• AIM OF THE EXERCISE:
Search for the word "What" in the entries. Each line that holds it should be copied.

(Data records for software interfaces)
════════
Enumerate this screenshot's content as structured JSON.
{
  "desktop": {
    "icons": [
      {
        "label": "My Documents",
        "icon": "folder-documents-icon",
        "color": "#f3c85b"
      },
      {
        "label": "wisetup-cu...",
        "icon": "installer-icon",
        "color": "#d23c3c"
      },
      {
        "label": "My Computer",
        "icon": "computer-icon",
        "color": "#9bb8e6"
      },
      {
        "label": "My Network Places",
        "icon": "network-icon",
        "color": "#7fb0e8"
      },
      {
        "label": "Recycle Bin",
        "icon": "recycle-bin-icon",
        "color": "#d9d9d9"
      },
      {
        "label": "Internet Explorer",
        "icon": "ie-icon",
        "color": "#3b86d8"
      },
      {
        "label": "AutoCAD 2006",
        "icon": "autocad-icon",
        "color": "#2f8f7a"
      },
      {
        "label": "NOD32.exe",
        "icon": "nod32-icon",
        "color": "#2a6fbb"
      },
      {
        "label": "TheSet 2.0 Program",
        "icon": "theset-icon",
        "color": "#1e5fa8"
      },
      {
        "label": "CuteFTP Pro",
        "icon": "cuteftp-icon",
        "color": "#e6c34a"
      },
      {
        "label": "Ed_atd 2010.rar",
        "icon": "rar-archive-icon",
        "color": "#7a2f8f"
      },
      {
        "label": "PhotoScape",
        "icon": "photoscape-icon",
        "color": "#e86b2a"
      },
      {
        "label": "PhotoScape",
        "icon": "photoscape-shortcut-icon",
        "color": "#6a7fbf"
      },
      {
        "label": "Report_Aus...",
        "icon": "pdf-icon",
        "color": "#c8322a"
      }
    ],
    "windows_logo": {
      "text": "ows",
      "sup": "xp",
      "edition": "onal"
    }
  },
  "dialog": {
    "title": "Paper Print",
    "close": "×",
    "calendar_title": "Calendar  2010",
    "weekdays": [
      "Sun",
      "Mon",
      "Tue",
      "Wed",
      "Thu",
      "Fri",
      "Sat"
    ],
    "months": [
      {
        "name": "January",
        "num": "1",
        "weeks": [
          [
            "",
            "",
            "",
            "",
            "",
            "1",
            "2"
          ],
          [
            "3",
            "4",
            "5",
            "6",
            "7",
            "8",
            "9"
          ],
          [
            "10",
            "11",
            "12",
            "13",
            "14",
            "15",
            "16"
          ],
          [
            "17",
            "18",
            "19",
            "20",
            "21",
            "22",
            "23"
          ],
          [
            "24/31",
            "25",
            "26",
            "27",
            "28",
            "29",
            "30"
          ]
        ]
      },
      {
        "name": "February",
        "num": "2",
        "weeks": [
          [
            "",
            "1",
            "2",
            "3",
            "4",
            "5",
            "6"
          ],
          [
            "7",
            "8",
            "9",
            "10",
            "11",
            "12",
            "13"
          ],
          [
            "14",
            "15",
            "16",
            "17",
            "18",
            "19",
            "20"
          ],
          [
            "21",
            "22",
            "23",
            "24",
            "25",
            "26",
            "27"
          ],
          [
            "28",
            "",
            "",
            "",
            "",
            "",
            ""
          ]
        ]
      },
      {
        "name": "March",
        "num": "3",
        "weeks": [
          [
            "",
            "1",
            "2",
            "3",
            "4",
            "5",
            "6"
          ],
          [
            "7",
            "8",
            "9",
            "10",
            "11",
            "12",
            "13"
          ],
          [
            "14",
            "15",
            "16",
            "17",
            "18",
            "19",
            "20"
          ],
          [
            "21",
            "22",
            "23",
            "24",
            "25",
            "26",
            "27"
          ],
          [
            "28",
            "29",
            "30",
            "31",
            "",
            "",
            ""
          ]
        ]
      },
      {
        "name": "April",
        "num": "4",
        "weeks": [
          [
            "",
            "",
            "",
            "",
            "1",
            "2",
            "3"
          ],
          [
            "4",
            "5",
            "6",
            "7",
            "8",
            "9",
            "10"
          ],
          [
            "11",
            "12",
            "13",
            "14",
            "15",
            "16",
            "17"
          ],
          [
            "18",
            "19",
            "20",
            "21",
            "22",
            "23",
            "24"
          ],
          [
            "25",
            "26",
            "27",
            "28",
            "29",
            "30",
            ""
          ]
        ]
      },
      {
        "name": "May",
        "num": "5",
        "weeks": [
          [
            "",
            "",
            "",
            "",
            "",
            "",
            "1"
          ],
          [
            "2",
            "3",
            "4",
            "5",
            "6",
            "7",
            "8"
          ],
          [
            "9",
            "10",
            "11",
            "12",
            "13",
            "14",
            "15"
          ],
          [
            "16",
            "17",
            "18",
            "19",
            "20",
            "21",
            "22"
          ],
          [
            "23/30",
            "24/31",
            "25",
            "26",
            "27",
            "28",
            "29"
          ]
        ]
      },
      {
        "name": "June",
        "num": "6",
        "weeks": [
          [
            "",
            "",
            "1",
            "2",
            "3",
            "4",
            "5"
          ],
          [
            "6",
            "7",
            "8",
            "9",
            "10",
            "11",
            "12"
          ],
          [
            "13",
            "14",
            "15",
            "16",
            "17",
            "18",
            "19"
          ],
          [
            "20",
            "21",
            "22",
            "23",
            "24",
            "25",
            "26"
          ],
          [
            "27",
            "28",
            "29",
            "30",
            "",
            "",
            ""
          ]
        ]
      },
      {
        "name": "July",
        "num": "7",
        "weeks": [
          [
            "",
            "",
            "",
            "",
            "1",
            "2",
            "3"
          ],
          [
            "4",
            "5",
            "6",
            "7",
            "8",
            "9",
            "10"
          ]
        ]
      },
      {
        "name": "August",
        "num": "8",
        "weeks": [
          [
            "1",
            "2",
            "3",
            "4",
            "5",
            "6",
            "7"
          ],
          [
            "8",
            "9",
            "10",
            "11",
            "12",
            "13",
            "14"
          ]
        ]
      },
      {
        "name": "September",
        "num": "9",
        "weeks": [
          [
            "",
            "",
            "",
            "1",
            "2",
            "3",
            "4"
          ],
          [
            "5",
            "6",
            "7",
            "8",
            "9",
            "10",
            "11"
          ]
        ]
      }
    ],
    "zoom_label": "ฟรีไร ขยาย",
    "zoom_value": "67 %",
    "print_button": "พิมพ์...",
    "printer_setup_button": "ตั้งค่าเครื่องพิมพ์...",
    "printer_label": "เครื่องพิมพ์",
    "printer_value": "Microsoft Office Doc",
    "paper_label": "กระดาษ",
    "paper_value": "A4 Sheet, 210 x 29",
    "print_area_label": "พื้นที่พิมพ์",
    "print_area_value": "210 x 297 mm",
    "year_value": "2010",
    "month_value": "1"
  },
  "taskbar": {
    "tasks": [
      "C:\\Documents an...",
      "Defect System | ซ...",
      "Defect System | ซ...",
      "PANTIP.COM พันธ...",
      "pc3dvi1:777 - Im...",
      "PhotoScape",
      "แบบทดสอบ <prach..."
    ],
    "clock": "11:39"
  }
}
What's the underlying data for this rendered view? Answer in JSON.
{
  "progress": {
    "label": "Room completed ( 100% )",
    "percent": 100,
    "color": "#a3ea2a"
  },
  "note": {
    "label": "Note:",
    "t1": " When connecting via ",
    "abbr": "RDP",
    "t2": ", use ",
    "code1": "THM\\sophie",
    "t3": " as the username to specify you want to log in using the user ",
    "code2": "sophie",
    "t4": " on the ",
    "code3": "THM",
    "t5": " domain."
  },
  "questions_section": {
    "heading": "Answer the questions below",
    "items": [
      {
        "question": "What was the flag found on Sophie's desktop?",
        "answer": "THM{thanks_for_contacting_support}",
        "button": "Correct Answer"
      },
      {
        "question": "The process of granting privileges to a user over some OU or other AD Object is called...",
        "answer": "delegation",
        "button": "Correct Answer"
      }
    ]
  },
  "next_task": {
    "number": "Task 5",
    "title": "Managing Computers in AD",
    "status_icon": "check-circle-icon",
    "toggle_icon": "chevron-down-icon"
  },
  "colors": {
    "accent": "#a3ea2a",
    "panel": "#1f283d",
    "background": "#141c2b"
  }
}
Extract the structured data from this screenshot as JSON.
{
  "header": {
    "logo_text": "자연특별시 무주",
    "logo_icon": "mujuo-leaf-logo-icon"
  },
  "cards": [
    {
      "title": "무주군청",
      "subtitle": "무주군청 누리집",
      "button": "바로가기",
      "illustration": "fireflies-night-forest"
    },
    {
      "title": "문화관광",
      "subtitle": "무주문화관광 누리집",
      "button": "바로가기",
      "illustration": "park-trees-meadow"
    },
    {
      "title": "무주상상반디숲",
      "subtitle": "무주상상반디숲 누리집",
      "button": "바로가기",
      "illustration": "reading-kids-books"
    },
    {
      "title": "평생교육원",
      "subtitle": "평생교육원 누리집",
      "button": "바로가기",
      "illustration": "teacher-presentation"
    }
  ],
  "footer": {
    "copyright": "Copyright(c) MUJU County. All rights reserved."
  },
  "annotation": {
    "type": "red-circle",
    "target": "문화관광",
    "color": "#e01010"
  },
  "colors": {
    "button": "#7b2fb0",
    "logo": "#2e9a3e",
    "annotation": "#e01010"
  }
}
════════
• ANSWER FOR THE TASK:
What's the underlying data for this rendered view? Answer in JSON.
        "question": "What was the flag found on Sophie's desktop?",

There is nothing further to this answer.